====== Entries shown ======
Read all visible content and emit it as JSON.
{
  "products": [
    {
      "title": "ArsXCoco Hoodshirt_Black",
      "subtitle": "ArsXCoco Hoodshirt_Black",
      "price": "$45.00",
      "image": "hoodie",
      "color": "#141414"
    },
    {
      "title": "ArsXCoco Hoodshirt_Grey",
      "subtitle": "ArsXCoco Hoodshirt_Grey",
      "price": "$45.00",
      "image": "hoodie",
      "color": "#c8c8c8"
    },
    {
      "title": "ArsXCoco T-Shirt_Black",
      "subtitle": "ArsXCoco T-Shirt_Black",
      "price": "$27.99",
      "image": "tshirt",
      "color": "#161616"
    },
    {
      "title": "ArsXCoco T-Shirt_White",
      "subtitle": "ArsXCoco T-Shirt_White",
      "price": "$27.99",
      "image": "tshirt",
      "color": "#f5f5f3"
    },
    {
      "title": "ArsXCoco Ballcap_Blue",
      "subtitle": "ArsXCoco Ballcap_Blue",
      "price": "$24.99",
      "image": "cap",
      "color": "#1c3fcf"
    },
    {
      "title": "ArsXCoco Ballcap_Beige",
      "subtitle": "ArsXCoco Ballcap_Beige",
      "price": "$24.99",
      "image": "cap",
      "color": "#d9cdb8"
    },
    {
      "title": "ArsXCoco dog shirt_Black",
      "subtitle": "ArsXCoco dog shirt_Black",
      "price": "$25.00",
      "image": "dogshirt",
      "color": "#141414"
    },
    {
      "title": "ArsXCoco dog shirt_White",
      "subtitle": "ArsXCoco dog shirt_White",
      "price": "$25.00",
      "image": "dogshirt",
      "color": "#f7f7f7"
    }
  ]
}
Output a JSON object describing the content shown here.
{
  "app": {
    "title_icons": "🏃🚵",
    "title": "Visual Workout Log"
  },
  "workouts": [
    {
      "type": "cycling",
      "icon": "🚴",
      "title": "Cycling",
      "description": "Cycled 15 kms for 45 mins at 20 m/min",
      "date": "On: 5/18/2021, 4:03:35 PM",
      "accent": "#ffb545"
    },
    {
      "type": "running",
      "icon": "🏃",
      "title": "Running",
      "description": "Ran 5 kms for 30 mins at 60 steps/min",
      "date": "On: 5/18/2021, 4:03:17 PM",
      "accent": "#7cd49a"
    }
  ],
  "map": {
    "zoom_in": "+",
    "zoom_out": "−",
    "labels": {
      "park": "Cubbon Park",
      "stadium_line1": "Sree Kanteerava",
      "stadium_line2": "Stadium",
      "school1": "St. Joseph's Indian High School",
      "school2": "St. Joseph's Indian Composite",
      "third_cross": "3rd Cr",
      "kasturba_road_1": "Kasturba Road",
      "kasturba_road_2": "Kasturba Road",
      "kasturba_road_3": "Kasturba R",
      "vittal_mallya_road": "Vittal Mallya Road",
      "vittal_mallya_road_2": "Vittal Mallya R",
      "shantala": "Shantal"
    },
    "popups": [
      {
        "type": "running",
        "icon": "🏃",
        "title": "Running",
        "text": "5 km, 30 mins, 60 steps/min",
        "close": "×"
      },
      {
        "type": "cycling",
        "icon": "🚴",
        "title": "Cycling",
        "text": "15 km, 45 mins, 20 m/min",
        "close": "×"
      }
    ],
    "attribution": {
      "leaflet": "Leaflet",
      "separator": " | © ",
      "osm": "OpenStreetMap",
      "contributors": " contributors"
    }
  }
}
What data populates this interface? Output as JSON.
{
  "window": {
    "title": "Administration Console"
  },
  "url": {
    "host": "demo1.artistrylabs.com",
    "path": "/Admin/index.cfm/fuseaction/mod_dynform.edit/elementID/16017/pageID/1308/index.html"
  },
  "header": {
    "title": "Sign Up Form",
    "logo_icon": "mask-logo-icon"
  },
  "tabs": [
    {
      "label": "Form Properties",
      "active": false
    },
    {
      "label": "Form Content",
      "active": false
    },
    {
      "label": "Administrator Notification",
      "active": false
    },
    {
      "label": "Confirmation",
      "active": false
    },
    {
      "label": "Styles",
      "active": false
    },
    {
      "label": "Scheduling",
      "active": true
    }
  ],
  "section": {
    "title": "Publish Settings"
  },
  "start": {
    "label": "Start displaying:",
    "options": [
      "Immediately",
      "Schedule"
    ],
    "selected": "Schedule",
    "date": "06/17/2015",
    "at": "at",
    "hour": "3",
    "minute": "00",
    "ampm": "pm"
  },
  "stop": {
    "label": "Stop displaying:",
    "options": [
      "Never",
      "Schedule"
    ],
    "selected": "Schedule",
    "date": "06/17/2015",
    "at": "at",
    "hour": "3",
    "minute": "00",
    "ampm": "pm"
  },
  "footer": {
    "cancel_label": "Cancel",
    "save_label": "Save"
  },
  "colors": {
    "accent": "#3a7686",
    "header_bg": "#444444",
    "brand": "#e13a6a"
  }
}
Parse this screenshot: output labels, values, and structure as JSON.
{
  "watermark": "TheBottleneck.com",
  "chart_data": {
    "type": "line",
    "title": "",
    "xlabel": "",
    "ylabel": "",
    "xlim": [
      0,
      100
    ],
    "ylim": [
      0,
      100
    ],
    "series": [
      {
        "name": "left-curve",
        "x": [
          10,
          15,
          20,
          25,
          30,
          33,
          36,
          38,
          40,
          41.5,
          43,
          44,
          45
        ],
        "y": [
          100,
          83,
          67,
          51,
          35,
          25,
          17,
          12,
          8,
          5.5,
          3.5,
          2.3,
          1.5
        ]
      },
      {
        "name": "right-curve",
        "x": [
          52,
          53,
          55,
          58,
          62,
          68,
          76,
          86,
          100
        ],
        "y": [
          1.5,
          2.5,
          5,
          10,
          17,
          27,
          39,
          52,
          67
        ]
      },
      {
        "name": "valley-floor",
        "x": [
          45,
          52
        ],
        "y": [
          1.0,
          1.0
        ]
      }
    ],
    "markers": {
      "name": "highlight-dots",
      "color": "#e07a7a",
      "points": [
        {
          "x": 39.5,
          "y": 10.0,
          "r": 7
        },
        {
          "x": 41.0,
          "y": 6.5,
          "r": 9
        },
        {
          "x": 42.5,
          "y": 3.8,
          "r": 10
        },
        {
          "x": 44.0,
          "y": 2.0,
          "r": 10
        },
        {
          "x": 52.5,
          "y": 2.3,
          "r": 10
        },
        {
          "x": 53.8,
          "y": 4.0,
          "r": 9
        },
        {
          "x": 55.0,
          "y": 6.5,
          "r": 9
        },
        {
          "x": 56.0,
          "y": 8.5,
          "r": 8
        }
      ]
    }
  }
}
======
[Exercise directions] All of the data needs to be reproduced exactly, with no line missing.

[Answer below]
Read all visible content and emit it as JSON.
{
  "products": [
    {
      "title": "ArsXCoco Hoodshirt_Black",
      "subtitle": "ArsXCoco Hoodshirt_Black",
      "price": "$45.00",
      "image": "hoodie",
      "color": "#141414"
    },
    {
      "title": "ArsXCoco Hoodshirt_Grey",
      "subtitle": "ArsXCoco Hoodshirt_Grey",
      "price": "$45.00",
      "image": "hoodie",
      "color": "#c8c8c8"
    },
    {
      "title": "ArsXCoco T-Shirt_Black",
      "subtitle": "ArsXCoco T-Shirt_Black",
      "price": "$27.99",
      "image": "tshirt",
      "color": "#161616"
    },
    {
      "title": "ArsXCoco T-Shirt_White",
      "subtitle": "ArsXCoco T-Shirt_White",
      "price": "$27.99",
      "image": "tshirt",
      "color": "#f5f5f3"
    },
    {
      "title": "ArsXCoco Ballcap_Blue",
      "subtitle": "ArsXCoco Ballcap_Blue",
      "price": "$24.99",
      "image": "cap",
      "color": "#1c3fcf"
    },
    {
      "title": "ArsXCoco Ballcap_Beige",
      "subtitle": "ArsXCoco Ballcap_Beige",
      "price": "$24.99",
      "image": "cap",
      "color": "#d9cdb8"
    },
    {
      "title": "ArsXCoco dog shirt_Black",
      "subtitle": "ArsXCoco dog shirt_Black",
      "price": "$25.00",
      "image": "dogshirt",
      "color": "#141414"
    },
    {
      "title": "ArsXCoco dog shirt_White",
      "subtitle": "ArsXCoco dog shirt_White",
      "price": "$25.00",
      "image": "dogshirt",
      "color": "#f7f7f7"
    }
  ]
}
Output a JSON object describing the content shown here.
{
  "app": {
    "title_icons": "🏃🚵",
    "title": "Visual Workout Log"
  },
  "workouts": [
    {
      "type": "cycling",
      "icon": "🚴",
      "title": "Cycling",
      "description": "Cycled 15 kms for 45 mins at 20 m/min",
      "date": "On: 5/18/2021, 4:03:35 PM",
      "accent": "#ffb545"
    },
    {
      "type": "running",
      "icon": "🏃",
      "title": "Running",
      "description": "Ran 5 kms for 30 mins at 60 steps/min",
      "date": "On: 5/18/2021, 4:03:17 PM",
      "accent": "#7cd49a"
    }
  ],
  "map": {
    "zoom_in": "+",
    "zoom_out": "−",
    "labels": {
      "park": "Cubbon Park",
      "stadium_line1": "Sree Kanteerava",
      "stadium_line2": "Stadium",
      "school1": "St. Joseph's Indian High School",
      "school2": "St. Joseph's Indian Composite",
      "third_cross": "3rd Cr",
      "kasturba_road_1": "Kasturba Road",
      "kasturba_road_2": "Kasturba Road",
      "kasturba_road_3": "Kasturba R",
      "vittal_mallya_road": "Vittal Mallya Road",
      "vittal_mallya_road_2": "Vittal Mallya R",
      "shantala": "Shantal"
    },
    "popups": [
      {
        "type": "running",
        "icon": "🏃",
        "title": "Running",
        "text": "5 km, 30 mins, 60 steps/min",
        "close": "×"
      },
      {
        "type": "cycling",
        "icon": "🚴",
        "title": "Cycling",
        "text": "15 km, 45 mins, 20 m/min",
        "close": "×"
      }
    ],
    "attribution": {
      "leaflet": "Leaflet",
      "separator": " | © ",
      "osm": "OpenStreetMap",
      "contributors": " contributors"
    }
  }
}
What data populates this interface? Output as JSON.
{
  "window": {
    "title": "Administration Console"
  },
  "url": {
    "host": "demo1.artistrylabs.com",
    "path": "/Admin/index.cfm/fuseaction/mod_dynform.edit/elementID/16017/pageID/1308/index.html"
  },
  "header": {
    "title": "Sign Up Form",
    "logo_icon": "mask-logo-icon"
  },
  "tabs": [
    {
      "label": "Form Properties",
      "active": false
    },
    {
      "label": "Form Content",
      "active": false
    },
    {
      "label": "Administrator Notification",
      "active": false
    },
    {
      "label": "Confirmation",
      "active": false
    },
    {
      "label": "Styles",
      "active": false
    },
    {
      "label": "Scheduling",
      "active": true
    }
  ],
  "section": {
    "title": "Publish Settings"
  },
  "start": {
    "label": "Start displaying:",
    "options": [
      "Immediately",
      "Schedule"
    ],
    "selected": "Schedule",
    "date": "06/17/2015",
    "at": "at",
    "hour": "3",
    "minute": "00",
    "ampm": "pm"
  },
  "stop": {
    "label": "Stop displaying:",
    "options": [
      "Never",
      "Schedule"
    ],
    "selected": "Schedule",
    "date": "06/17/2015",
    "at": "at",
    "hour": "3",
    "minute": "00",
    "ampm": "pm"
  },
  "footer": {
    "cancel_label": "Cancel",
    "save_label": "Save"
  },
  "colors": {
    "accent": "#3a7686",
    "header_bg": "#444444",
    "brand": "#e13a6a"
  }
}
Parse this screenshot: output labels, values, and structure as JSON.
{
  "watermark": "TheBottleneck.com",
  "chart_data": {
    "type": "line",
    "title": "",
    "xlabel": "",
    "ylabel": "",
    "xlim": [
      0,
      100
    ],
    "ylim": [
      0,
      100
    ],
    "series": [
      {
        "name": "left-curve",
        "x": [
          10,
          15,
          20,
          25,
          30,
          33,
          36,
          38,
          40,
          41.5,
          43,
          44,
          45
        ],
        "y": [
          100,
          83,
          67,
          51,
          35,
          25,
          17,
          12,
          8,
          5.5,
          3.5,
          2.3,
          1.5
        ]
      },
      {
        "name": "right-curve",
        "x": [
          52,
          53,
          55,
          58,
          62,
          68,
          76,
          86,
          100
        ],
        "y": [
          1.5,
          2.5,
          5,
          10,
          17,
          27,
          39,
          52,
          67
        ]
      },
      {
        "name": "valley-floor",
        "x": [
          45,
          52
        ],
        "y": [
          1.0,
          1.0
        ]
      }
    ],
    "markers": {
      "name": "highlight-dots",
      "color": "#e07a7a",
      "points": [
        {
          "x": 39.5,
          "y": 10.0,
          "r": 7
        },
        {
          "x": 41.0,
          "y": 6.5,
          "r": 9
        },
        {
          "x": 42.5,
          "y": 3.8,
          "r": 10
        },
        {
          "x": 44.0,
          "y": 2.0,
          "r": 10
        },
        {
          "x": 52.5,
          "y": 2.3,
          "r": 10
        },
        {
          "x": 53.8,
          "y": 4.0,
          "r": 9
        },
        {
          "x": 55.0,
          "y": 6.5,
          "r": 9
        },
        {
          "x": 56.0,
          "y": 8.5,
          "r": 8
        }
      ]
    }
  }
}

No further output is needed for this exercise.